Start of Given information

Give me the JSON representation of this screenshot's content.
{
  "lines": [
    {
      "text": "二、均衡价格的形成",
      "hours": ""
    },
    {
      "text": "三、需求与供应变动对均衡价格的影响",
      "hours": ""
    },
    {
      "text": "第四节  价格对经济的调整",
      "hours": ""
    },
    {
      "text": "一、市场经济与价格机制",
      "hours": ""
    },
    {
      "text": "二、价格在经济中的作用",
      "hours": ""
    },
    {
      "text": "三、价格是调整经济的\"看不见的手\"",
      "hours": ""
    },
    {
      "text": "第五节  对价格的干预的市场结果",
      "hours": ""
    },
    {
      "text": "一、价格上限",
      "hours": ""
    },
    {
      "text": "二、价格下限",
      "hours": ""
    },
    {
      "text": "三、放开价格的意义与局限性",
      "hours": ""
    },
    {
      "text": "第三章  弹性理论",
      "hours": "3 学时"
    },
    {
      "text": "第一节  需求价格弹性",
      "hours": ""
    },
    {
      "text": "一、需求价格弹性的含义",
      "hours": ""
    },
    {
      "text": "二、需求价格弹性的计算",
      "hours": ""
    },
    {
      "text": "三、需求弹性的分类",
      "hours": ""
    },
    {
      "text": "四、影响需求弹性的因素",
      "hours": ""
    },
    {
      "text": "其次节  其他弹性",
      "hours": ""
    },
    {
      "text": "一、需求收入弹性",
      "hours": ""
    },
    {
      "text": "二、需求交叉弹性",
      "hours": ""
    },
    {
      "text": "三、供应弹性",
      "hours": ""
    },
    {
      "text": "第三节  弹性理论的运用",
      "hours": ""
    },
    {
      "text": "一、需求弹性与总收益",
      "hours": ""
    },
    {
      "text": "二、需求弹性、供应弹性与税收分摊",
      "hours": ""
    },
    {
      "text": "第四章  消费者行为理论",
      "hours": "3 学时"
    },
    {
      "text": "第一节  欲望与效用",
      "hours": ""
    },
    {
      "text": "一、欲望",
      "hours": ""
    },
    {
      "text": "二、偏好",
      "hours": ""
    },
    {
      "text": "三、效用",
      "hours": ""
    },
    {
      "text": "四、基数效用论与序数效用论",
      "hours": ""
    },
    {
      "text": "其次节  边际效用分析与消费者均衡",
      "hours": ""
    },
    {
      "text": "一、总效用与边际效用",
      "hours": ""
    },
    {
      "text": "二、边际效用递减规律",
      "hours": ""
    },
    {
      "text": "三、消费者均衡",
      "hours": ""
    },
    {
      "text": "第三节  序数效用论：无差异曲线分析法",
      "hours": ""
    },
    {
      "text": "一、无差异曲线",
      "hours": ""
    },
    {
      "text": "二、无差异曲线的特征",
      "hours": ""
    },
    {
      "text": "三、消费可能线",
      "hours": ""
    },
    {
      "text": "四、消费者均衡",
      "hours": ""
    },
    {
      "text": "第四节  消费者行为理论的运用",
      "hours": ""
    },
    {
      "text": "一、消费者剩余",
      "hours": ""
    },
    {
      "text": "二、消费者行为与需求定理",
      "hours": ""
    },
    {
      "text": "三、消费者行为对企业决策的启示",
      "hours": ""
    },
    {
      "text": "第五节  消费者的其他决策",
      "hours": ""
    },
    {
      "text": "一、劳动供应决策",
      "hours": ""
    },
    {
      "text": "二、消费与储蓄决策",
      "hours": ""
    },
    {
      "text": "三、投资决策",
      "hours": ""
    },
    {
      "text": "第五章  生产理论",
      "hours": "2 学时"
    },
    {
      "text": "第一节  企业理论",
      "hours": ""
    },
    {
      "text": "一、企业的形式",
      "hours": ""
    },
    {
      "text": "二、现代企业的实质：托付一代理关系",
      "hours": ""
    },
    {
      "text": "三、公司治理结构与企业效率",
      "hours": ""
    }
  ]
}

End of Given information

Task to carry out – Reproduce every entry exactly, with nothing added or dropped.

Written answer –
Give me the JSON representation of this screenshot's content.
{
  "lines": [
    {
      "text": "二、均衡价格的形成",
      "hours": ""
    },
    {
      "text": "三、需求与供应变动对均衡价格的影响",
      "hours": ""
    },
    {
      "text": "第四节  价格对经济的调整",
      "hours": ""
    },
    {
      "text": "一、市场经济与价格机制",
      "hours": ""
    },
    {
      "text": "二、价格在经济中的作用",
      "hours": ""
    },
    {
      "text": "三、价格是调整经济的\"看不见的手\"",
      "hours": ""
    },
    {
      "text": "第五节  对价格的干预的市场结果",
      "hours": ""
    },
    {
      "text": "一、价格上限",
      "hours": ""
    },
    {
      "text": "二、价格下限",
      "hours": ""
    },
    {
      "text": "三、放开价格的意义与局限性",
      "hours": ""
    },
    {
      "text": "第三章  弹性理论",
      "hours": "3 学时"
    },
    {
      "text": "第一节  需求价格弹性",
      "hours": ""
    },
    {
      "text": "一、需求价格弹性的含义",
      "hours": ""
    },
    {
      "text": "二、需求价格弹性的计算",
      "hours": ""
    },
    {
      "text": "三、需求弹性的分类",
      "hours": ""
    },
    {
      "text": "四、影响需求弹性的因素",
      "hours": ""
    },
    {
      "text": "其次节  其他弹性",
      "hours": ""
    },
    {
      "text": "一、需求收入弹性",
      "hours": ""
    },
    {
      "text": "二、需求交叉弹性",
      "hours": ""
    },
    {
      "text": "三、供应弹性",
      "hours": ""
    },
    {
      "text": "第三节  弹性理论的运用",
      "hours": ""
    },
    {
      "text": "一、需求弹性与总收益",
      "hours": ""
    },
    {
      "text": "二、需求弹性、供应弹性与税收分摊",
      "hours": ""
    },
    {
      "text": "第四章  消费者行为理论",
      "hours": "3 学时"
    },
    {
      "text": "第一节  欲望与效用",
      "hours": ""
    },
    {
      "text": "一、欲望",
      "hours": ""
    },
    {
      "text": "二、偏好",
      "hours": ""
    },
    {
      "text": "三、效用",
      "hours": ""
    },
    {
      "text": "四、基数效用论与序数效用论",
      "hours": ""
    },
    {
      "text": "其次节  边际效用分析与消费者均衡",
      "hours": ""
    },
    {
      "text": "一、总效用与边际效用",
      "hours": ""
    },
    {
      "text": "二、边际效用递减规律",
      "hours": ""
    },
    {
      "text": "三、消费者均衡",
      "hours": ""
    },
    {
      "text": "第三节  序数效用论：无差异曲线分析法",
      "hours": ""
    },
    {
      "text": "一、无差异曲线",
      "hours": ""
    },
    {
      "text": "二、无差异曲线的特征",
      "hours": ""
    },
    {
      "text": "三、消费可能线",
      "hours": ""
    },
    {
      "text": "四、消费者均衡",
      "hours": ""
    },
    {
      "text": "第四节  消费者行为理论的运用",
      "hours": ""
    },
    {
      "text": "一、消费者剩余",
      "hours": ""
    },
    {
      "text": "二、消费者行为与需求定理",
      "hours": ""
    },
    {
      "text": "三、消费者行为对企业决策的启示",
      "hours": ""
    },
    {
      "text": "第五节  消费者的其他决策",
      "hours": ""
    },
    {
      "text": "一、劳动供应决策",
      "hours": ""
    },
    {
      "text": "二、消费与储蓄决策",
      "hours": ""
    },
    {
      "text": "三、投资决策",
      "hours": ""
    },
    {
      "text": "第五章  生产理论",
      "hours": "2 学时"
    },
    {
      "text": "第一节  企业理论",
      "hours": ""
    },
    {
      "text": "一、企业的形式",
      "hours": ""
    },
    {
      "text": "二、现代企业的实质：托付一代理关系",
      "hours": ""
    },
    {
      "text": "三、公司治理结构与企业效率",
      "hours": ""
    }
  ]
}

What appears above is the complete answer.